Exercise directions: Look at every line below and count those containing "cookies". Answer with the number only.

Material for the task:
= = = =

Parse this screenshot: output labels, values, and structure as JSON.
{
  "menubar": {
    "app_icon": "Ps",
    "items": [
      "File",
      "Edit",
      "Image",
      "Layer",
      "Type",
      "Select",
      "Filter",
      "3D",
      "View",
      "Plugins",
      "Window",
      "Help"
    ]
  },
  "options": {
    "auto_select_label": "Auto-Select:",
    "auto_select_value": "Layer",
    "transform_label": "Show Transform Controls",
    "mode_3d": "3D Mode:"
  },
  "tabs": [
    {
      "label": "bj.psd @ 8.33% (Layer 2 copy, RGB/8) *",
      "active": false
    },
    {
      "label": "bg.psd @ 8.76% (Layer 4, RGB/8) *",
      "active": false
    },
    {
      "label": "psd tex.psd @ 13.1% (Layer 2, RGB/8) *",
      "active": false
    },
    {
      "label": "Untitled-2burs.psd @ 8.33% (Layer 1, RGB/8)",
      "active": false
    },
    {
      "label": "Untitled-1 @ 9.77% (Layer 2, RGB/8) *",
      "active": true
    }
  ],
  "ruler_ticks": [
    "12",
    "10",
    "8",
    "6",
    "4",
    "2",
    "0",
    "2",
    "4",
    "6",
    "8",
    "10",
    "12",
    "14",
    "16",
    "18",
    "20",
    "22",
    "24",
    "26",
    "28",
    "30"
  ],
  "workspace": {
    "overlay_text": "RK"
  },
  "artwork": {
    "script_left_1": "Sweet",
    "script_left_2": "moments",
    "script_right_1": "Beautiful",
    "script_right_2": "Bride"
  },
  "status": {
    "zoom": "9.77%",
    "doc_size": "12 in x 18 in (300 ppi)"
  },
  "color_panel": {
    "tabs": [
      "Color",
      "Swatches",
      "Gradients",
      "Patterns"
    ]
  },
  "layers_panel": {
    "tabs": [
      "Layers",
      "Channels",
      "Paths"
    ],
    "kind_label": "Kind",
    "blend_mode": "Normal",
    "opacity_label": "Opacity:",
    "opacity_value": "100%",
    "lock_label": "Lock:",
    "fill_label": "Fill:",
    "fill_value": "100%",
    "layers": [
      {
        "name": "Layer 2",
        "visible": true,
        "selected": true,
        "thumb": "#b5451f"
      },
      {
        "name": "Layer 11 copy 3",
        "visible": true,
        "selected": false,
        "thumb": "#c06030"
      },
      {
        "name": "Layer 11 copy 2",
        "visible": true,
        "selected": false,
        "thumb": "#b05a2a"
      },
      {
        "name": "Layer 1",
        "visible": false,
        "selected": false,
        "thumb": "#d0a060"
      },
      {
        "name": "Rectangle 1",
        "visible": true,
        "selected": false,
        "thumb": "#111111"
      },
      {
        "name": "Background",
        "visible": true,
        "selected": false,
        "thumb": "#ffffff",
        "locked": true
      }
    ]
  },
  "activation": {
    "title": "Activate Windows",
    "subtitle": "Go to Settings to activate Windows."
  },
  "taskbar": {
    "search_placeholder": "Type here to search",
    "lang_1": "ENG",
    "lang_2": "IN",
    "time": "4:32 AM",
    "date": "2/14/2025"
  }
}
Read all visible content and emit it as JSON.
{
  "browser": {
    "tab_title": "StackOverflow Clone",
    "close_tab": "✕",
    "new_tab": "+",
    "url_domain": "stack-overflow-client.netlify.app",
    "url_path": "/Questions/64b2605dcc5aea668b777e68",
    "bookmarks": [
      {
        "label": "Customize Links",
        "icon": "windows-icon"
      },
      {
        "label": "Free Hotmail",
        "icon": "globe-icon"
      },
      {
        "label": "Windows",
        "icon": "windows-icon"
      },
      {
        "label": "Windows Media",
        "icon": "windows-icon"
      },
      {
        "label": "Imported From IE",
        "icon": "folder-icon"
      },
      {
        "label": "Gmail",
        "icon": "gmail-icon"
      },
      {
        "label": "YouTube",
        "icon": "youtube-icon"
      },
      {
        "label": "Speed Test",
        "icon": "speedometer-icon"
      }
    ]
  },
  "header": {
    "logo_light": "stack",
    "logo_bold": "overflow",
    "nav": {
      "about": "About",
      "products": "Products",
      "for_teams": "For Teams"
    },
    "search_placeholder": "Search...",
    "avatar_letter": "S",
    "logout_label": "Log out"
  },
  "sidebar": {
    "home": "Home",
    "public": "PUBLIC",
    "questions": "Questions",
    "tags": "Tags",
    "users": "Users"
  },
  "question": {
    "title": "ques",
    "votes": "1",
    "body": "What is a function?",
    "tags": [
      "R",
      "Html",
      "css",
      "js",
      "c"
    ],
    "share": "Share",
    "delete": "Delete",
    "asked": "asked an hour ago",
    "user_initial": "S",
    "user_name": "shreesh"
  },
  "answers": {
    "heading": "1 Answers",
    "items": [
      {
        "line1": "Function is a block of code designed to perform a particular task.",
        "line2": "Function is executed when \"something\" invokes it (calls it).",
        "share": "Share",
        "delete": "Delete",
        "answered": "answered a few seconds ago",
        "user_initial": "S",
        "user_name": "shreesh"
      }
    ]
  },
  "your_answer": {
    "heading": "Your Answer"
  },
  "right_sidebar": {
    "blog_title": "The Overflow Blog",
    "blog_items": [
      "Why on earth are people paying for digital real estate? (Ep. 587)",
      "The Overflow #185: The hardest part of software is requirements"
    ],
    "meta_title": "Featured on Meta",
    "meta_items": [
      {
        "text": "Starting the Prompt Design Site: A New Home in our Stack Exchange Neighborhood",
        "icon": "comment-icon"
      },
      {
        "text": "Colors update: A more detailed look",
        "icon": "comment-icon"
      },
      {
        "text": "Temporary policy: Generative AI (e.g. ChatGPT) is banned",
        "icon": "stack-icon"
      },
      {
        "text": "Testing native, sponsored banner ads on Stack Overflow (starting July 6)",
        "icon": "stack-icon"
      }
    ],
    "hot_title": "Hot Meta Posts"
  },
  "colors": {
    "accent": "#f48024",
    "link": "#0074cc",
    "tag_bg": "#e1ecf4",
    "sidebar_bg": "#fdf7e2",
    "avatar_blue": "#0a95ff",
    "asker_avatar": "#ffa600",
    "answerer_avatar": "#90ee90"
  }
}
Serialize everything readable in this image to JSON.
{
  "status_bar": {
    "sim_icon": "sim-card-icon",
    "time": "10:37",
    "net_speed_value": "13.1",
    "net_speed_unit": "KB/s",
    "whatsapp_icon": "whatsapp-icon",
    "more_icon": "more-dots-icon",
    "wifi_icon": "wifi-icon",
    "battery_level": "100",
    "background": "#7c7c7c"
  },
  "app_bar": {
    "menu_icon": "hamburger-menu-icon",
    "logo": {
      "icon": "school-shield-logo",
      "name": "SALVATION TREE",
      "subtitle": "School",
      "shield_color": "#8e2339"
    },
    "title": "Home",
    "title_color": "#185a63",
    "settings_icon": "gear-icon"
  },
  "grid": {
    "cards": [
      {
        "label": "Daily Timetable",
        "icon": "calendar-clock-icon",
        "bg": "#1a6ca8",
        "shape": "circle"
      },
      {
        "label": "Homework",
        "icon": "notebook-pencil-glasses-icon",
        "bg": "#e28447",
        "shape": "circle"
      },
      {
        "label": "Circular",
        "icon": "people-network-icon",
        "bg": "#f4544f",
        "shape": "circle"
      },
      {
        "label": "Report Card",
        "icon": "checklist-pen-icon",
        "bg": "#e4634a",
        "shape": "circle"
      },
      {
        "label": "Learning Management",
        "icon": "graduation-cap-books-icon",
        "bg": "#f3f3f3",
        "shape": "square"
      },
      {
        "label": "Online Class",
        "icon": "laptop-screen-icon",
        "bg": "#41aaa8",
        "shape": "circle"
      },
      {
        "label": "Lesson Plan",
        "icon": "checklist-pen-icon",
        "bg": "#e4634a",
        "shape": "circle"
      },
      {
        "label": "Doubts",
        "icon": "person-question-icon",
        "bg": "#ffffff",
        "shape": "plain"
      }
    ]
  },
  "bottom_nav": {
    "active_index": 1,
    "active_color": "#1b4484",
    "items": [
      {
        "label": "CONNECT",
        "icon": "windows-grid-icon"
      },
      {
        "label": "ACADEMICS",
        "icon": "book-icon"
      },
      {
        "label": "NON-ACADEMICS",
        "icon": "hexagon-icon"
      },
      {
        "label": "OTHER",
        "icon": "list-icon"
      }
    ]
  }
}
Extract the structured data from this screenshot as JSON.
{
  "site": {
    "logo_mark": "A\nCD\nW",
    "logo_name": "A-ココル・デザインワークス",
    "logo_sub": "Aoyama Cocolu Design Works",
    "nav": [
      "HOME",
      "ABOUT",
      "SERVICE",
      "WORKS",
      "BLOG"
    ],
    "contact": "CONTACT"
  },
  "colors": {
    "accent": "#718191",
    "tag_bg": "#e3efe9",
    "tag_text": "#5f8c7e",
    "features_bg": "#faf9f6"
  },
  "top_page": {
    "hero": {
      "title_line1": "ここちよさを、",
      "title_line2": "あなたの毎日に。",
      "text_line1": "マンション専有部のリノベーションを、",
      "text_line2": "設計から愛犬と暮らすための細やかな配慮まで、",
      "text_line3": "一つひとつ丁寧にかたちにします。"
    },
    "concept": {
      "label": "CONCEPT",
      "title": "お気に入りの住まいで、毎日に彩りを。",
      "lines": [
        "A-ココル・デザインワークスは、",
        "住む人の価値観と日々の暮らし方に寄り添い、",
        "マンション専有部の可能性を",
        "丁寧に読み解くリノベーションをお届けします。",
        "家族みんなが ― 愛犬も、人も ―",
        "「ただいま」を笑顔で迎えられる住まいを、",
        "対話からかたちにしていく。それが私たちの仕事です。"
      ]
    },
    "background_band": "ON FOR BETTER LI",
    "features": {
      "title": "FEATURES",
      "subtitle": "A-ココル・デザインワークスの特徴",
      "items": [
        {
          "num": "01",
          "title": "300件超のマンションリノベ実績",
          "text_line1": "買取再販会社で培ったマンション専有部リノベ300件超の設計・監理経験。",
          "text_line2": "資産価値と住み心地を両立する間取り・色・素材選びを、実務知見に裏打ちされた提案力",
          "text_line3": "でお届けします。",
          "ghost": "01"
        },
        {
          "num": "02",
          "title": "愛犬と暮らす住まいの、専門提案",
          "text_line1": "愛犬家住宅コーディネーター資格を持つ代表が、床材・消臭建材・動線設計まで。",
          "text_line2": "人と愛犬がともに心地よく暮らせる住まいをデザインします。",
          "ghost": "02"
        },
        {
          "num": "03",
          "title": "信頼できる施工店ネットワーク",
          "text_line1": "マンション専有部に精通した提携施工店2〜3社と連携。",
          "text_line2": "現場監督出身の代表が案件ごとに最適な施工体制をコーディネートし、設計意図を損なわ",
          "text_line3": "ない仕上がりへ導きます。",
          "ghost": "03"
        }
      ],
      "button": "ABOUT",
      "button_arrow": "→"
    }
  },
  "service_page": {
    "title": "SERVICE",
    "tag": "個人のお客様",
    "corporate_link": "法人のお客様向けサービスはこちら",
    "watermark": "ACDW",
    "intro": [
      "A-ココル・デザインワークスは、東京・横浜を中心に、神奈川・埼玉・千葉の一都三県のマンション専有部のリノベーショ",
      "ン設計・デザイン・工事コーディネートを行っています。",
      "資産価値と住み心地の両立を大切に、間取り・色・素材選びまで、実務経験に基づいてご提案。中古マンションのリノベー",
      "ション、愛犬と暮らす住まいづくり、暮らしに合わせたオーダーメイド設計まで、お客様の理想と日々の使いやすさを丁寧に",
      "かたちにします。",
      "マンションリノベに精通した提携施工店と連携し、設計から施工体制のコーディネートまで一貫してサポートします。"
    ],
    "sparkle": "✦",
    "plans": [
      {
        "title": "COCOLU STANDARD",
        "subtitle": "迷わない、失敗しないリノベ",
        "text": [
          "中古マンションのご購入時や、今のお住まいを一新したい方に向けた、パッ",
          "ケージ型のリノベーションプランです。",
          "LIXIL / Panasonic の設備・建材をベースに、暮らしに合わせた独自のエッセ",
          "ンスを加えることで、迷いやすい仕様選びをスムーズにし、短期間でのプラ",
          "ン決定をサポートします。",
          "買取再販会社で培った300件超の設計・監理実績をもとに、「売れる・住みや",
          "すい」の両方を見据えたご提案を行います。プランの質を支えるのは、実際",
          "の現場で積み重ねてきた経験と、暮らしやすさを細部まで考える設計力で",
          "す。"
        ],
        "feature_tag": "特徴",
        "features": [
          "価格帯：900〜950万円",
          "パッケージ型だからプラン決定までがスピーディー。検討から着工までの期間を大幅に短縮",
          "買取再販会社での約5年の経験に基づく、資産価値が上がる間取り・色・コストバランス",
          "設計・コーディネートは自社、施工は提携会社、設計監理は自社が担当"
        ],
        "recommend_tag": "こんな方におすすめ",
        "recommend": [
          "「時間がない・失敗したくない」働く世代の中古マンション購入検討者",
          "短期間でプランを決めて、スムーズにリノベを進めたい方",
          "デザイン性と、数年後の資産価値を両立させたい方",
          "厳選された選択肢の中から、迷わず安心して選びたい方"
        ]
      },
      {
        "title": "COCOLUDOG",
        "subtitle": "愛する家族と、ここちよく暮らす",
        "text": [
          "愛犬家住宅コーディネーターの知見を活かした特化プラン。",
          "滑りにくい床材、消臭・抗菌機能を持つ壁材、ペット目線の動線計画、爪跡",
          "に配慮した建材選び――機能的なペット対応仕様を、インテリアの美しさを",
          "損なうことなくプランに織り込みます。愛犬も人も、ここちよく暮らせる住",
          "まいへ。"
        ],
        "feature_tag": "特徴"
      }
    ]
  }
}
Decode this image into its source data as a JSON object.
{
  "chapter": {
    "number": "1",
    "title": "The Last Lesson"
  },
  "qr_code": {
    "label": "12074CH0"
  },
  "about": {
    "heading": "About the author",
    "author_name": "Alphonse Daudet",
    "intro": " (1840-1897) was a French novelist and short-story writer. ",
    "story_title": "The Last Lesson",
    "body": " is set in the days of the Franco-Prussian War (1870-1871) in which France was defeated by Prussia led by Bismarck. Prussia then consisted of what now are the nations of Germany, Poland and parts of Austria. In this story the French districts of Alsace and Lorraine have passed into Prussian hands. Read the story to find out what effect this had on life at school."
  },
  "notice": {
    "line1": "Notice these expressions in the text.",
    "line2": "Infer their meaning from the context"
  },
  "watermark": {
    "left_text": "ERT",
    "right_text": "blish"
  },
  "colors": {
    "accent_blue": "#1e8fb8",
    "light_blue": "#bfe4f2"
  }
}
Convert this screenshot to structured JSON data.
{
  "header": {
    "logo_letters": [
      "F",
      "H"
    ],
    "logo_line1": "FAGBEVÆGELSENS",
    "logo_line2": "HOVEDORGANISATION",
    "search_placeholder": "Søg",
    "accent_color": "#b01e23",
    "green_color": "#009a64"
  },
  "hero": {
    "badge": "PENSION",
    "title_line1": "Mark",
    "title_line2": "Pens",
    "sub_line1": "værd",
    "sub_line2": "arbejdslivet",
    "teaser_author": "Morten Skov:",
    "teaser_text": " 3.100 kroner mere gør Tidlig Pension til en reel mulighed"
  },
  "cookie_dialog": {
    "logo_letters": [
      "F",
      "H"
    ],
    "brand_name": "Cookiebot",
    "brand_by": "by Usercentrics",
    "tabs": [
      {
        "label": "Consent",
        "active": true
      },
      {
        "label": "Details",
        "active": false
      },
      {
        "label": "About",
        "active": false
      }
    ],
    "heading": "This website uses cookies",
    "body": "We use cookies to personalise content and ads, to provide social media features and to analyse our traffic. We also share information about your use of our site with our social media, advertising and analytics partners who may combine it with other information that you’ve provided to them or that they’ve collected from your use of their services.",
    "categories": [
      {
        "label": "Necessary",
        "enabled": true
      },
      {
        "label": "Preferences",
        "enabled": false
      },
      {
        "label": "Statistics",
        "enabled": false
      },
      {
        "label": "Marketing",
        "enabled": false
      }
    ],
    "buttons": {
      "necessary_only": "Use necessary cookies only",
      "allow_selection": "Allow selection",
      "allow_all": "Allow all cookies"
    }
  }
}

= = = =

Answer to this exercise: 4